On the day of Ismaël’s departure, no planes were allowed to land in Tunisia due to the national strike organised in response to the murder of Mohamed Brahmi. It took him about three days to reach Tunis via Paris, time during which he remained silent.
In his absence, I decided to reproduce and take over his daily activities in Florence, collecting all sorts of printed papers, taking location shots, gathering stories, etc. More than ever, I tried to be the main character of this film in the making.
It took me a long time to understand the value of Ismaël’s sudden departure. This interruption was an intrusion of reality and politics into a space of genuine narratives, where anything could be made up to serve fiction. Somehow we were living inside a screenplay in the making.
By announcing, in the present text, the murder of a man via the screen grab of a tweet sent to Ismaël at that time, am I marking the limits and the end of a trivial experiment? On the contrary, I am inscribing this event inside the plot, making it the trigger for Ismaël, the hero, to take action and change the course of the story.
I could not help but think that this real-life tragic event was intrinsic to our failure.
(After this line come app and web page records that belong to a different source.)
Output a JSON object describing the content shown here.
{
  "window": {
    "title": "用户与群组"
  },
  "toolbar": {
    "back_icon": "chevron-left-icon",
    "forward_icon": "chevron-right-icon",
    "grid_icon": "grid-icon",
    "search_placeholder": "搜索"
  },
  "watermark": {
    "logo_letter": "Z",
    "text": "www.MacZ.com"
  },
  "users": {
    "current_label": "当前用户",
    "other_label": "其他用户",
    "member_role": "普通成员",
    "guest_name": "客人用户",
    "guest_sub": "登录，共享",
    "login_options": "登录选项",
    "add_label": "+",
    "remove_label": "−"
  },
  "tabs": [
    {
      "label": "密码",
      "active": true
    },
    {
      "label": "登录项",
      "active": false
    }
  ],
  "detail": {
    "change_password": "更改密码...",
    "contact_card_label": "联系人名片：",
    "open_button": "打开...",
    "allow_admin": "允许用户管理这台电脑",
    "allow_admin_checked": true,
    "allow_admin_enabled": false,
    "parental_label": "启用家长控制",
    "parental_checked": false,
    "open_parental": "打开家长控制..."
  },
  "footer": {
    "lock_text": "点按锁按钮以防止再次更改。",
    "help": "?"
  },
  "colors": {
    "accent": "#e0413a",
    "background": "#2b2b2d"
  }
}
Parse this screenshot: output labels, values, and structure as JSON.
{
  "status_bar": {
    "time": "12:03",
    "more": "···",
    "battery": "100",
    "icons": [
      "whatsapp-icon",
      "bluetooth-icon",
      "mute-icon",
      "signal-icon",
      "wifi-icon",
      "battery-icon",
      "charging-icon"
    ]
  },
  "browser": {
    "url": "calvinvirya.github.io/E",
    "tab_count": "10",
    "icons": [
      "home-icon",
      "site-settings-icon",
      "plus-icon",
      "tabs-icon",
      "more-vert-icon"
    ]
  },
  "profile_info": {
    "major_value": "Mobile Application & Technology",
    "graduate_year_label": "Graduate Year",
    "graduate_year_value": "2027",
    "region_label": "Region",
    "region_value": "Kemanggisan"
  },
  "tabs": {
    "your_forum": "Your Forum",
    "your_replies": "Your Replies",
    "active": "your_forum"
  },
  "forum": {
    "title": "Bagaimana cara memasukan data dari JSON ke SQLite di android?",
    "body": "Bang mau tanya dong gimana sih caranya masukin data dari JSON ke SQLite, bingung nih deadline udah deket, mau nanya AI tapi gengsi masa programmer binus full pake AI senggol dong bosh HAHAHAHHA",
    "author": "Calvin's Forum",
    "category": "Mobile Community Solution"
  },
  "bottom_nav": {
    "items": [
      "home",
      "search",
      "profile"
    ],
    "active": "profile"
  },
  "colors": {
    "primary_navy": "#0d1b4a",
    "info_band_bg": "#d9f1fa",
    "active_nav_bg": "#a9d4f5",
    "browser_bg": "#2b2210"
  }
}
At the same time, it was threatening a revolution by leading it towards its own failure.
Again, why is it acceptable in the realm of art to conclude that our failure is our success? Boris Groys answers “the artistic attitude shifts our attention from the goals and results of different political and social practices to the make-up of the subjects of these practices”. (1) By leaving Florence, the artist took political action and became an activist subject to self-concealment and failure proper to political reality. Subsequently, when an artist is engaged in an artistic activity and ready for self- exposure can “a failed political action (…) be a good work of art”. (2)

(1) Boris Groys, Artistic Self-Exposure, in: Frieze, Issue 1, summer 2011, available online: selbstenthuellung/?lang=en (last accessed in July 2013)

(2) Ibid